Sunday, March 24 in Kinshasa, DR Congo will be the final test for the national soccer team under Coach Thomas Kojo to overcome DR Congo in their away encounter as the leader of Group G in the qualifying series of the African Cup of Nations to be held in Egypt, next year.
Liberia will be making her third appearance in the African bonanza. Liberia was in South Africa in 1996 and Mali in 2002. Daily Observer Sports Desk met with the national soccer coach, Thomas Kojo, and asked him how we should expect his final game with DR Congo.
“The match is crucial and like the fans out there they expect nothing other than victory. However, what they should know is that Liberia and Zimbabwe will be fighting to lead GROUP G. Interestingly; we have made some improvement in playing away with good results.
“When I took over the team to play Mauritania we lost the first leg at home and won the second leg in Mauritania. That was a significant moment for me as a coach. So we did it before so it can be done with the right approach.”
He said it was a historic moment for Liberia because what was an impossible thing to do was accomplished. After the George Weah generation and because there was never a grooming program for players to grow to become adult players, it was difficult for any group of Lone Star players to continue to win in away games.
Gradually, he said Anthony Laffor and William Jebor are leaders on the Lone Star and they are two significant players that every Liberian who follows the Lone Star knows they would always be on the team. “We had the same thing during the time we were playing where every Liberian then knew that whatever selection for the Lone Star would include George Weah and James Salinsa Debbah,” he said.
“Remember that we are building the national team and so things will be moving rather slowly and, of course, you know that the players have been doing their best and so the next one year will also see greater improvement in the quality of their play.” He said now that Laffor and Jebor have become household names in Liberia, it is good for the country even if, for one reason or another, they are excluded in a match. “Now the national team sits second behind Zimbabwe on the table and we must give God the glory and then to the LFA President Mustapha Raji and Youth & Sports Minister Zeogar Wilson for their support.”
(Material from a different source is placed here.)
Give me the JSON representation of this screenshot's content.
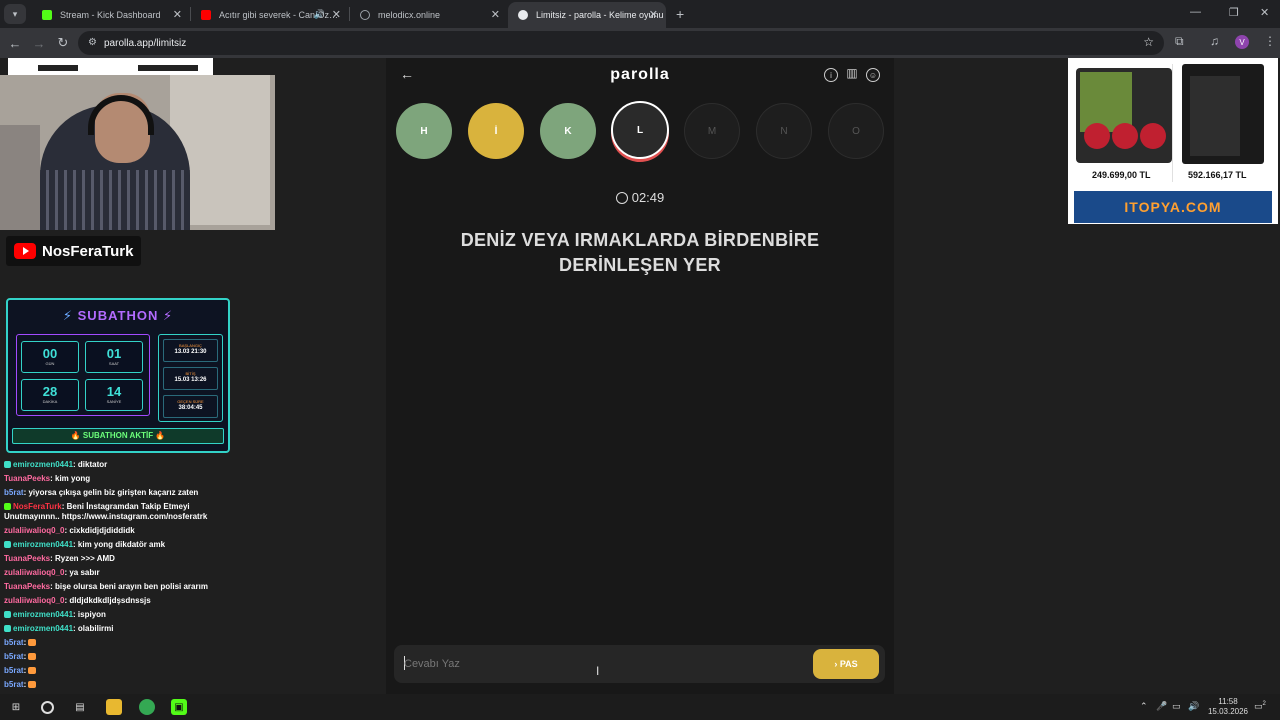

He said this development in the national team is more profound because what used to happen in the old national team is not happening in the current members of the national team.
“You remember that indiscipline was rife in the past national team and we are glad we don’t have that in the current national team of players. Players don’t leave when we are camping for a game and friends don’t camp in the players’ room and this is healthy for the players’ concentration,” Kojo said.
He appealed to Liberian fans that they should begin to change their negative attitude towards the Lone Star players. “Whatever that happens in a game, please don’t insult the players. Don’t put the players down. Your duty is to encourage them, no matter what. Show them that you love them and they would be glad to play for their national team.
“The players now know how much it is to play for their country. You see that national anthems are played for politicians and for the players when our national team meets another country’s national team. The value of the players in such an encounter should mean much to the players. I have seen some players in tears when their national anthem is played and they are representing their country.”
He said it is his wish that Liberians will come to know the players who are selected to play for the national team intimately. “Once you get to know them you will realize that your negative attitude towards them will change,” Kojo said.
“Let me say this: the great Abedi Pele of Ghana, who played great games for Ghana, could not lead Ghana to the World Cup, but it is his children who have taken Ghana to the World Cup.
“So this generation of footballers could take Liberia to the World Cup and other places and so all we need to do for them is to support them morally and financially. We must begin to look at our national team players with a positive attitude, as I said before, and we would see great things by this new generation of players,” Kojo said.